PROBLEM DESCRIPTION: Find the line that contains "Parse this screenshot: output"; please output it and each line after it, exactly as shown, up to the end of the entries below, skipping pictures.

———

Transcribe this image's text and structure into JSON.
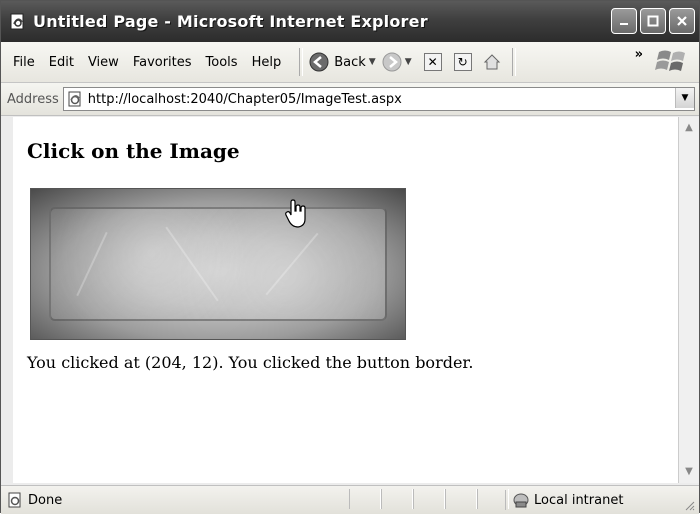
{
  "window": {
    "title": "Untitled Page - Microsoft Internet Explorer"
  },
  "menu": {
    "items": [
      "File",
      "Edit",
      "View",
      "Favorites",
      "Tools",
      "Help"
    ]
  },
  "toolbar": {
    "back_label": "Back",
    "more_label": "»"
  },
  "address": {
    "label": "Address",
    "url": "http://localhost:2040/Chapter05/ImageTest.aspx"
  },
  "page": {
    "heading": "Click on the Image",
    "result": "You clicked at (204, 12). You clicked the button border."
  },
  "status": {
    "text": "Done",
    "zone": "Local intranet"
  },
  "icons": {
    "app": "ie-page-icon",
    "back": "back-arrow-icon",
    "forward": "forward-arrow-icon",
    "stop": "stop-icon",
    "refresh": "refresh-icon",
    "home": "home-icon",
    "logo": "windows-logo-icon"
  },
  "colors": {
    "titlebar": "#3f3f3f",
    "chrome": "#ececec",
    "content": "#ffffff"
  }
}
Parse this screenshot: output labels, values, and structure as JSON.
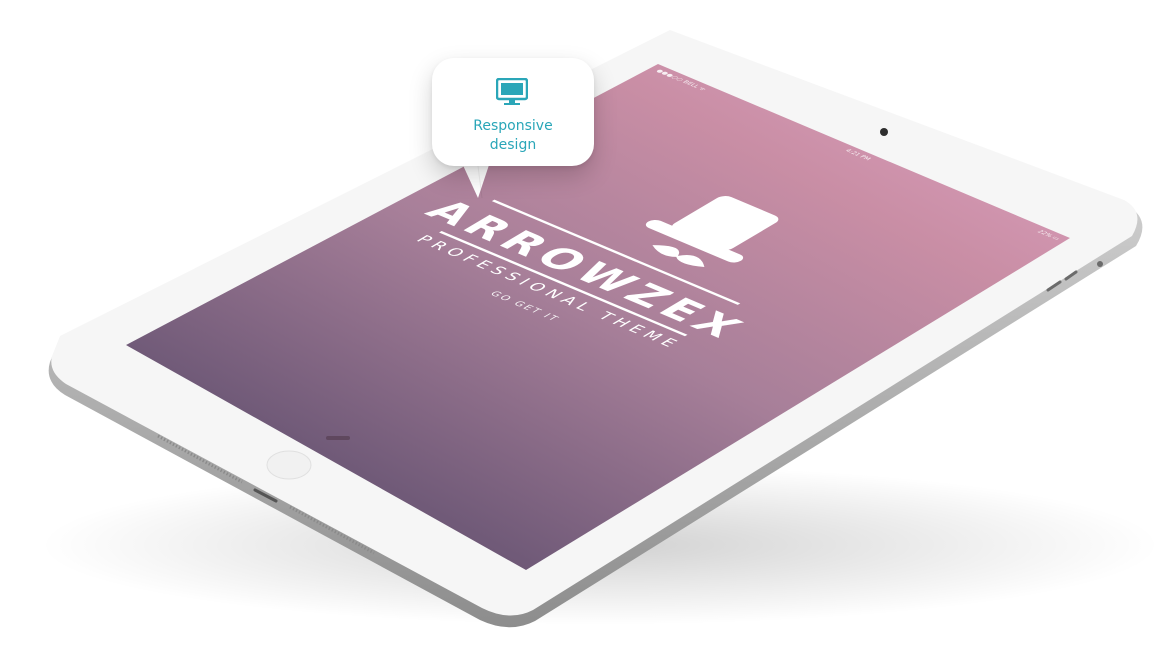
{
  "status_bar": {
    "carrier": "●●●○○ BELL ᯤ",
    "time": "4:21 PM",
    "battery": "22% ▭"
  },
  "logo": {
    "brand": "ARROWZEX",
    "tagline": "PROFESSIONAL THEME",
    "cta": "GO GET IT",
    "icon": "top-hat-mustache-icon"
  },
  "callout": {
    "icon": "desktop-monitor-icon",
    "label": "Responsive\ndesign"
  },
  "colors": {
    "accent": "#2aa6b8",
    "screen_top_right": "#d89cbc",
    "screen_bottom_left": "#5b3f58"
  }
}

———

COMPLETED EXERCISE:
Parse this screenshot: output labels, values, and structure as JSON.
{
  "status_bar": {
    "carrier": "●●●○○ BELL ᯤ",
    "time": "4:21 PM",
    "battery": "22% ▭"
  },
  "logo": {
    "brand": "ARROWZEX",
    "tagline": "PROFESSIONAL THEME",
    "cta": "GO GET IT",
    "icon": "top-hat-mustache-icon"
  },
  "callout": {
    "icon": "desktop-monitor-icon",
    "label": "Responsive\ndesign"
  },
  "colors": {
    "accent": "#2aa6b8",
    "screen_top_right": "#d89cbc",
    "screen_bottom_left": "#5b3f58"
  }
}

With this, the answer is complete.